◆ Work item: Return every entry exactly as it is written in the listing.

◆ Given information:
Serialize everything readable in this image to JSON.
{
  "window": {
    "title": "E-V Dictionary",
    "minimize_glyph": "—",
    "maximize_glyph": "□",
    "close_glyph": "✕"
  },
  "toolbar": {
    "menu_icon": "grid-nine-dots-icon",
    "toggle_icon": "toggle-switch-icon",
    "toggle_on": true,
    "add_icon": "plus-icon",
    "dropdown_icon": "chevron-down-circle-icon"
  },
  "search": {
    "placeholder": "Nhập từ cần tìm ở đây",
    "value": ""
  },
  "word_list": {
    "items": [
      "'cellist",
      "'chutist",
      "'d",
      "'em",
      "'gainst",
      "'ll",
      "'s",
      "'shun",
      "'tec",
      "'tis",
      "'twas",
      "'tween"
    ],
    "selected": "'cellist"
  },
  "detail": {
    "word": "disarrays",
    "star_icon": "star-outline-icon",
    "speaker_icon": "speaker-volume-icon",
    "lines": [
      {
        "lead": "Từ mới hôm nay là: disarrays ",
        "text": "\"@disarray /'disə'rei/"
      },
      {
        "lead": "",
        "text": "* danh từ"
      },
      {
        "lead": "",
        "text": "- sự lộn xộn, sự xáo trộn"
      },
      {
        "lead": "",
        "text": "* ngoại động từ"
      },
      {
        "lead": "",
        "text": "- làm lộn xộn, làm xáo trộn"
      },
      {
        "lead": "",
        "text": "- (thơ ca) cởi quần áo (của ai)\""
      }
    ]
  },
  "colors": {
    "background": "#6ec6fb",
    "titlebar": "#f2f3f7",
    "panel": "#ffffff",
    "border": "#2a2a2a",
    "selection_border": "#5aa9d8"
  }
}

◆ Completed task:
Serialize everything readable in this image to JSON.
{
  "window": {
    "title": "E-V Dictionary",
    "minimize_glyph": "—",
    "maximize_glyph": "□",
    "close_glyph": "✕"
  },
  "toolbar": {
    "menu_icon": "grid-nine-dots-icon",
    "toggle_icon": "toggle-switch-icon",
    "toggle_on": true,
    "add_icon": "plus-icon",
    "dropdown_icon": "chevron-down-circle-icon"
  },
  "search": {
    "placeholder": "Nhập từ cần tìm ở đây",
    "value": ""
  },
  "word_list": {
    "items": [
      "'cellist",
      "'chutist",
      "'d",
      "'em",
      "'gainst",
      "'ll",
      "'s",
      "'shun",
      "'tec",
      "'tis",
      "'twas",
      "'tween"
    ],
    "selected": "'cellist"
  },
  "detail": {
    "word": "disarrays",
    "star_icon": "star-outline-icon",
    "speaker_icon": "speaker-volume-icon",
    "lines": [
      {
        "lead": "Từ mới hôm nay là: disarrays ",
        "text": "\"@disarray /'disə'rei/"
      },
      {
        "lead": "",
        "text": "* danh từ"
      },
      {
        "lead": "",
        "text": "- sự lộn xộn, sự xáo trộn"
      },
      {
        "lead": "",
        "text": "* ngoại động từ"
      },
      {
        "lead": "",
        "text": "- làm lộn xộn, làm xáo trộn"
      },
      {
        "lead": "",
        "text": "- (thơ ca) cởi quần áo (của ai)\""
      }
    ]
  },
  "colors": {
    "background": "#6ec6fb",
    "titlebar": "#f2f3f7",
    "panel": "#ffffff",
    "border": "#2a2a2a",
    "selection_border": "#5aa9d8"
  }
}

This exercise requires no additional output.